General “Pall” Over Current Events…

Orwellian world and local events have rendered me “silent” for some time (since prior to the New Year), what with children separated from their parents at the border, government shutdown 12/22/18-1/25/19, Mattis’s resignation, Mnuchin’s decision to lift sanctions on companies associated with oligarch Oleg Deripaska, and news about Moscow Trump Tower negotiations ongoing through the campaign period.

Labor/Employment Events-1st Quarter 2019

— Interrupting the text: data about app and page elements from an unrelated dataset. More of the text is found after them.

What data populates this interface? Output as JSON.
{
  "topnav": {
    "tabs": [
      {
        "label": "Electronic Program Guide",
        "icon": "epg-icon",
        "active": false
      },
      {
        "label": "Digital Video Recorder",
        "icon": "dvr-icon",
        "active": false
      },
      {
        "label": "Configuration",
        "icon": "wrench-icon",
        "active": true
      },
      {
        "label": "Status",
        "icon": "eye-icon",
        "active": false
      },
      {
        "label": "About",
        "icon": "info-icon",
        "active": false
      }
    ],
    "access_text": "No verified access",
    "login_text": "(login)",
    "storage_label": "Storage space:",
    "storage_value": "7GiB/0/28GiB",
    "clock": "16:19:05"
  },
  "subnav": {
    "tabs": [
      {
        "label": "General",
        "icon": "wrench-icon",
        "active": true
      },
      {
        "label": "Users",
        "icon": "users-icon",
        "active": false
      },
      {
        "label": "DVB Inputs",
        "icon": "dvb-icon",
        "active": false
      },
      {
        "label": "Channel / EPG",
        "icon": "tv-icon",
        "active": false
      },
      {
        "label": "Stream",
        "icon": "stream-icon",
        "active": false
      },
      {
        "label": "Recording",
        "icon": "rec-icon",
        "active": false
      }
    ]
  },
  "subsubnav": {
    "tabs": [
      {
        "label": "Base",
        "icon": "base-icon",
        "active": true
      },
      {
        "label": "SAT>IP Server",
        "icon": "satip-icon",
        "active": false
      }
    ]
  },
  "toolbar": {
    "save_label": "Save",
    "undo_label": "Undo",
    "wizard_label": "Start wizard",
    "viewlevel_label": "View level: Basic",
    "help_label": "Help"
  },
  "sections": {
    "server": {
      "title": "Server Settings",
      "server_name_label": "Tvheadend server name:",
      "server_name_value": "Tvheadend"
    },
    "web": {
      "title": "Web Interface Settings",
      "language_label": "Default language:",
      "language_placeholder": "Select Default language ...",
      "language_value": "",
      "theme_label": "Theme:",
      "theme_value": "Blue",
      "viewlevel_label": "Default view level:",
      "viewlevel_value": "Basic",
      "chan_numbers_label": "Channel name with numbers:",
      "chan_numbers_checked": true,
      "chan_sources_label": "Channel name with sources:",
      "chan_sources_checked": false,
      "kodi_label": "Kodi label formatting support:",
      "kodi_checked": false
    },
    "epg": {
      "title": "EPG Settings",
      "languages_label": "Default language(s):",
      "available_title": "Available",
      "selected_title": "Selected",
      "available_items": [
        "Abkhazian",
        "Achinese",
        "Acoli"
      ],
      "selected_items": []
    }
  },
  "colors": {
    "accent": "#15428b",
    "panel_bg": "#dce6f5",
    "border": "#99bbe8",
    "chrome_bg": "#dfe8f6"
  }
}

From a narrower labor/employment law perspective, the first quarter of 2019 has seen continued dysfunction at the Federal Labor Relations Authority where the Authority has lacked a Senate-approved General Counsel for over two years, hence, there is no one to approve the filing of investigator-approved unfair labor practice complaints which have cumulated to more than 6500 pending, one of the more recent on behalf of the AFGE against the Department of Education for union-busting efforts including refusal to bargain (this amidst other Trump Administration efforts to curb government worker organizing rights).  As to private sector labor law, the current National Labor Relations Board Chair, management-side labor attorney John Ring has been considering subcontracting the traditional work of NLRB staff to subcontractors, such as review of public comments on the Board’s proposed new joint employer rule (notwithstanding ongoing reduction of NLRB employee compensation and downsizing actions and certainly giving rise to conflict of interest concerns as well as questions as to which contractor could possibly possess staff of expertise equivalent to the staff of the NLRB).

Nonetheless Noteworthy…

Notwithstanding the foregoing “pall” over discussion of current events, two recent reports inspire comment.  First, in contrast to the above national labor news, the Bernie Sanders 2020 campaign has announced it is recognizing a staff union, a local of the UFCW, a first in the history of U.S. presidential campaigns (teasing other candidates, including Julian Castro, to chime in that their campaigns also would support a union should staff choose to form one.

And in late February the United Auto Workers Union filed suit against General Motors seeking an order that the company rescind its decision to close three facilities—in Lordstown, Ohio, White Marsh, Maryland and Warren, Michigan.  The Company’s announced decision was the one to which Trump responded with a tweet, particularly as to the Lordstown plant, that “he wanted the plant opened or sold to a company that will open it up fast.”  The UAW contends that GM’s decision (it uses the terminology that it will “unallocated” the three plants) violates the parties’ 2015 collective bargaining agreement which forbids plant closure (or sale) “unless conditions arise outside the control of the company.”  This contract expires in September.  Under NLRB “successorship” doctrine, the purchase of the plant could obligate the buyer to recognize and bargain with the union were the plant to continue car production and employ a majority of workers from the bargaining unit.  It has been hazarded that the most likely buyer would be a European automaker, but for the fact that past attempts to organize foreign carmakers’ U.S. operations have encountered fierce management opposition.

Campaign for Green Jobs

And in an unfortunate confluence of recent events the AFL-CIO has come out in opposition to the Green New Deal, notwithstanding its obvious urgency, aspirational character and express pledge to foster union jobs and organizing rights.  This seems an excellent example of “cutting off your nose to spite your face.”  As Liam Cain, a wildland firefighter and former worker in the extractive fossil fuel industry commented in an interview published in yesterday’s In These Times, “What It Will Take to Build Union Support for the Green New Deal-Despite the AFL-CIO,” “I have a lot of empathy for these workers doing these jobs that are actively pulling sand out of the hour glass of human life on this planet….but…very little love for the figureheads at the top of building and trade unions.” Cain further explained, “If we believe this labor movement stuff we talk about, that an injury to one is an injury to all, we need to recognize this industry if perpetuating harms against our peers, our neighbors, other working stiffs in other places.”   A better focus for Labor might be making real the slogan, “Green Jobs for All.”